McKool Smith welcomes IP trial veteran – McKool Smith has announced that Blair M Jacobs has joined the firm as a principal in its Washington DC office. Jacobs has more than three decades of experience representing clients in complex IP and trade secret disputes. “Blair has represented a ‘who’s who’ list of industry leaders in complex IP disputes in district court, the ITC, and in various appellate forums across the country,” said David Sochia, McKool Smith managing principal. “He is a true trial lawyer and a real force in the patent bar. Our clients will benefit significantly from his deep courtroom and industry experience. We are all very excited to welcome him to the firm.” (TL)

Patent litigator boosts Hogan Lovells’ Northern California practice – Nitin Gambhir has left Polsinelli to join Hogan Lovells, where he has been appointed to partner within the IP, media and technology (IPMT) practice based in the San Francisco and Silicon Valley offices. “One of our strategic priorities has long been to add technology-focused IP litigators in Northern California,” said Celine Jimenez Crowson, IPMT practice leader for the Americas. “Adding a partner like Nitin to our market-leading IP litigation team allows us to strengthen our position even further.” Gambhir’s appointment follows a number of hires within the IPMT group, with Patrick Michael and Krista Schwartz joining the firm in Northern California, and trademark and copyright IP litigation partner Joel Smith joining the team in London. (BD)

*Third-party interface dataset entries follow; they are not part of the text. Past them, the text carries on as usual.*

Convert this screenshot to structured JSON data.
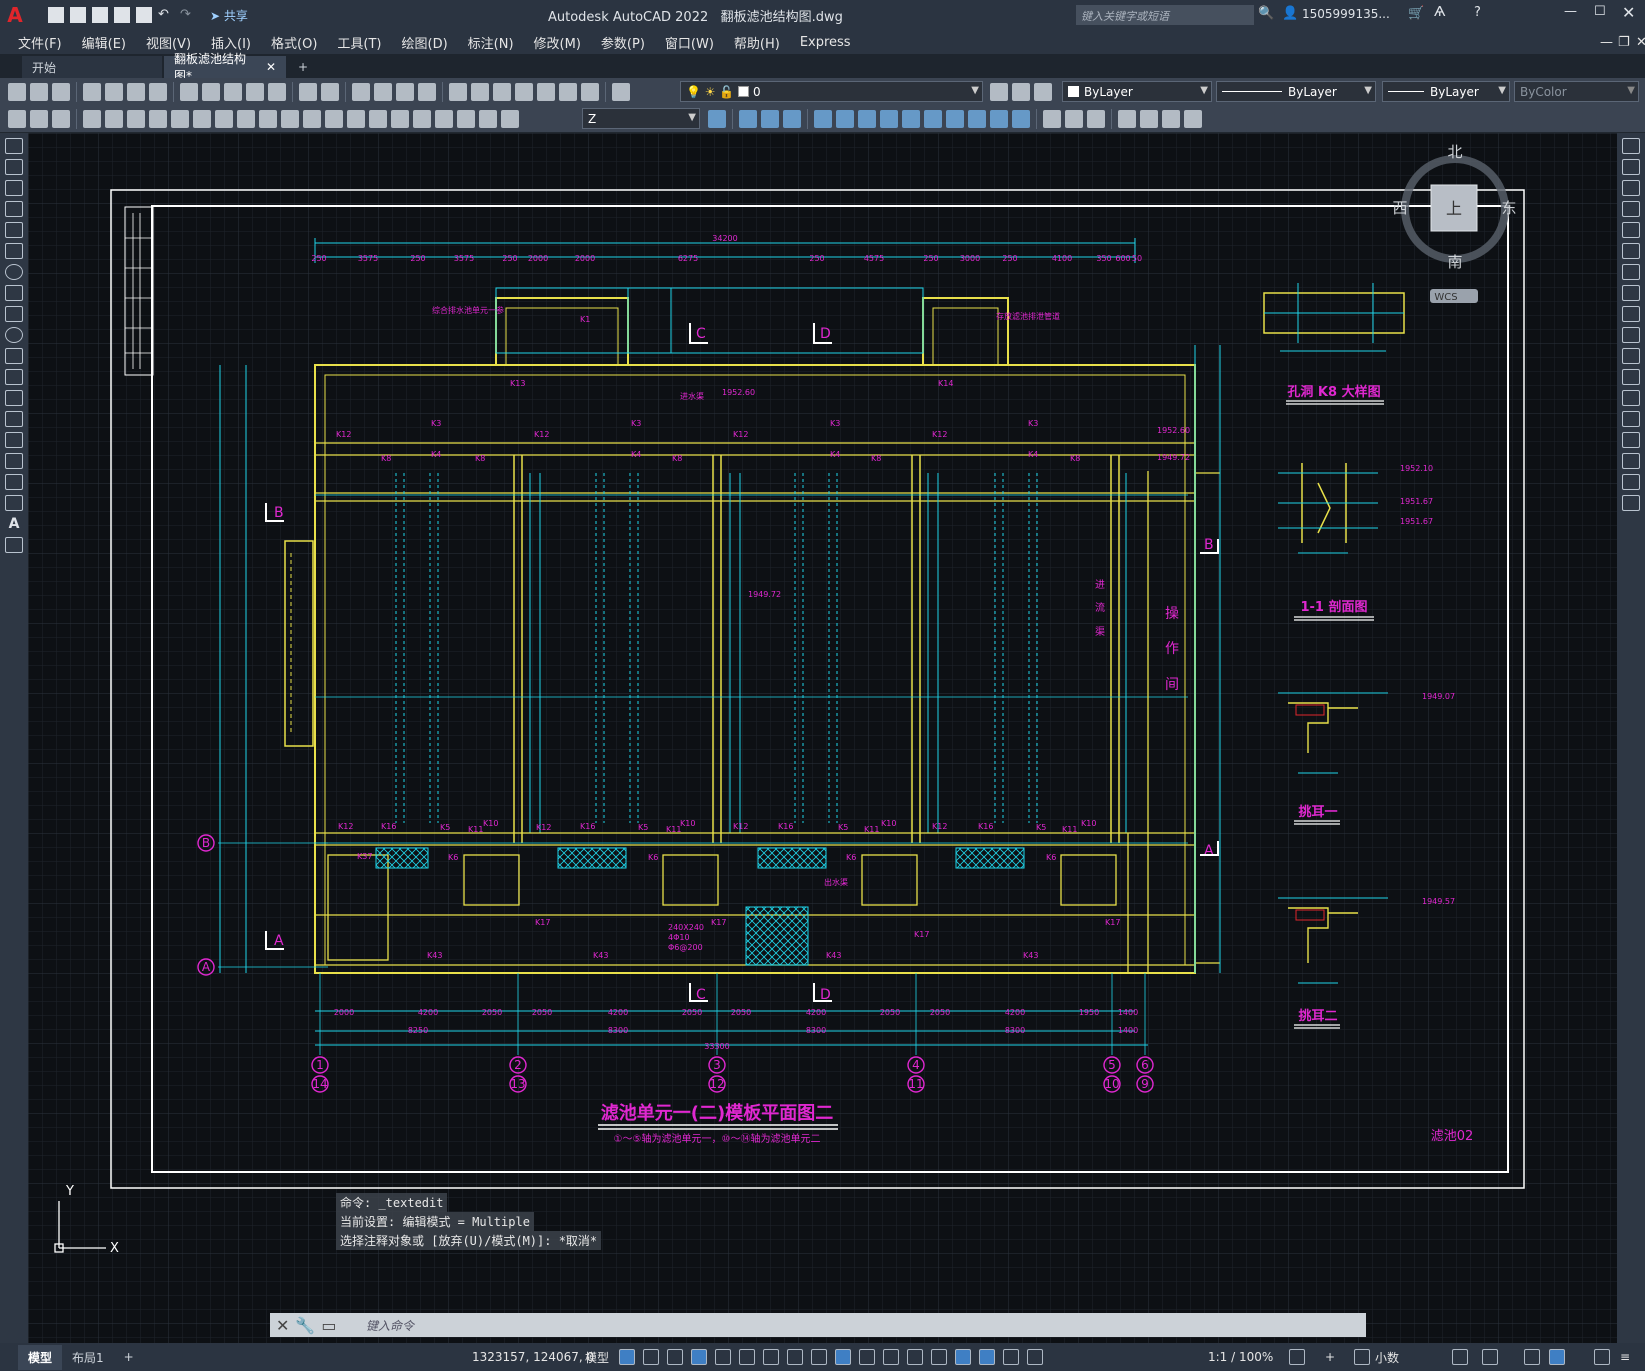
{
  "app": {
    "title": "Autodesk AutoCAD 2022",
    "filename": "翻板滤池结构图.dwg",
    "search_placeholder": "键入关键字或短语",
    "user": "1505999135...",
    "share_label": "共享"
  },
  "menu": [
    "文件(F)",
    "编辑(E)",
    "视图(V)",
    "插入(I)",
    "格式(O)",
    "工具(T)",
    "绘图(D)",
    "标注(N)",
    "修改(M)",
    "参数(P)",
    "窗口(W)",
    "帮助(H)",
    "Express"
  ],
  "tabs": [
    {
      "label": "开始"
    },
    {
      "label": "翻板滤池结构图*"
    }
  ],
  "layer_combo": "0",
  "properties": {
    "color": "ByLayer",
    "linetype": "ByLayer",
    "lineweight": "ByLayer",
    "plotstyle": "ByColor"
  },
  "ucs_combo": "Z",
  "viewcube": {
    "north": "北",
    "south": "南",
    "east": "东",
    "west": "西",
    "top": "上",
    "wcs": "WCS"
  },
  "drawing": {
    "title": "滤池单元一(二)模板平面图二",
    "subtitle": "①～⑤轴为滤池单元一，⑩～⑭轴为滤池单元二",
    "sheet_no": "滤池02",
    "detail_k8": "孔洞 K8 大样图",
    "section_11": "1-1 剖面图",
    "bracket_1": "挑耳一",
    "bracket_2": "挑耳二",
    "operation_room": [
      "操",
      "作",
      "间"
    ],
    "channel": [
      "进",
      "流",
      "渠"
    ],
    "total_dim": "34200",
    "bottom_total": "33300",
    "axis_labels_top": [
      "1",
      "2",
      "3",
      "4",
      "5",
      "6"
    ],
    "axis_labels_bottom": [
      "14",
      "13",
      "12",
      "11",
      "10",
      "9"
    ],
    "row_labels": [
      "B",
      "A"
    ],
    "section_marks": [
      "C",
      "D",
      "B",
      "A"
    ],
    "top_dims": [
      "250",
      "3575",
      "250",
      "3575",
      "250",
      "2000",
      "2000",
      "6275",
      "250",
      "4575",
      "250",
      "3000",
      "250",
      "4100",
      "350",
      "600",
      "50"
    ],
    "bottom_dims": [
      "2000",
      "4200",
      "2050",
      "2050",
      "4200",
      "2050",
      "2050",
      "4200",
      "2050",
      "2050",
      "4200",
      "1950",
      "1400"
    ],
    "sub_dims": [
      "8250",
      "8300",
      "8300",
      "8300",
      "8200",
      "1400"
    ],
    "kid_labels": [
      "K1",
      "K3",
      "K4",
      "K8",
      "K12",
      "K13",
      "K14",
      "K16",
      "K17",
      "K43",
      "K5",
      "K10",
      "K11",
      "K6",
      "K37"
    ],
    "elev_labels": [
      "1952.60",
      "1952.60",
      "1949.72",
      "1949.72",
      "1952.10",
      "1951.67",
      "1951.67",
      "1949.07",
      "1949.57"
    ],
    "annotations": [
      "综合排水池单元一参",
      "存放滤池排泄管道",
      "进水渠",
      "出水渠",
      "240X240",
      "4Φ10",
      "Φ6@200"
    ]
  },
  "command_history": [
    "命令: _textedit",
    "当前设置: 编辑模式 = Multiple",
    "选择注释对象或 [放弃(U)/模式(M)]: *取消*"
  ],
  "command_prompt": "键入命令",
  "status": {
    "layout_tabs": [
      "模型",
      "布局1"
    ],
    "coords": "1323157, 124067, 0",
    "space": "模型",
    "scale": "1:1 / 100%",
    "units": "小数"
  }
}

SIPS celebrates new senior associate – Asian IP firm SIPS has announced the appointment of Mai Lin as a senior associate. Lin has over 14 years’ experience advising multinationals on a range of IP issues in China, including trademark portfolio management, IP enforcement and commercial IP matters such as licensing. She has previously worked at major international law firms in Shanghai and Hong Kong. (VA)

And finally...

Latest edition of the WTR 300 now available WTR is pleased to announce the publication of the fifth edition of WTR 300: The World’s Leading Corporate Trademark Professionals. The publication identifies the individuals deemed to be the leading lights of the corporate trademark world. The full methodology for the publication is available here but, in summary, we ran a three-month campaign to elicit nominations from the trademark community. Individuals who received multiple nominations from outside their own organisation were long-listed and the editorial team then engaged in additional research and outreach before deciding on the final list. As a result, many nominees did not receive the requisite number of nominations or make it through the rigorous vetting process. Of those that did, Amazon, Apple and Facebook each have seven team members included this year, with Netflix’s bench of expertise represented by six IP professionals. Close behind are 3M, L'Oréal, Louis Vuitton, Mars, Nike, Philip Morris and Red Bull. The full list is now available to view here.

Unlock unlimited access to all WTR content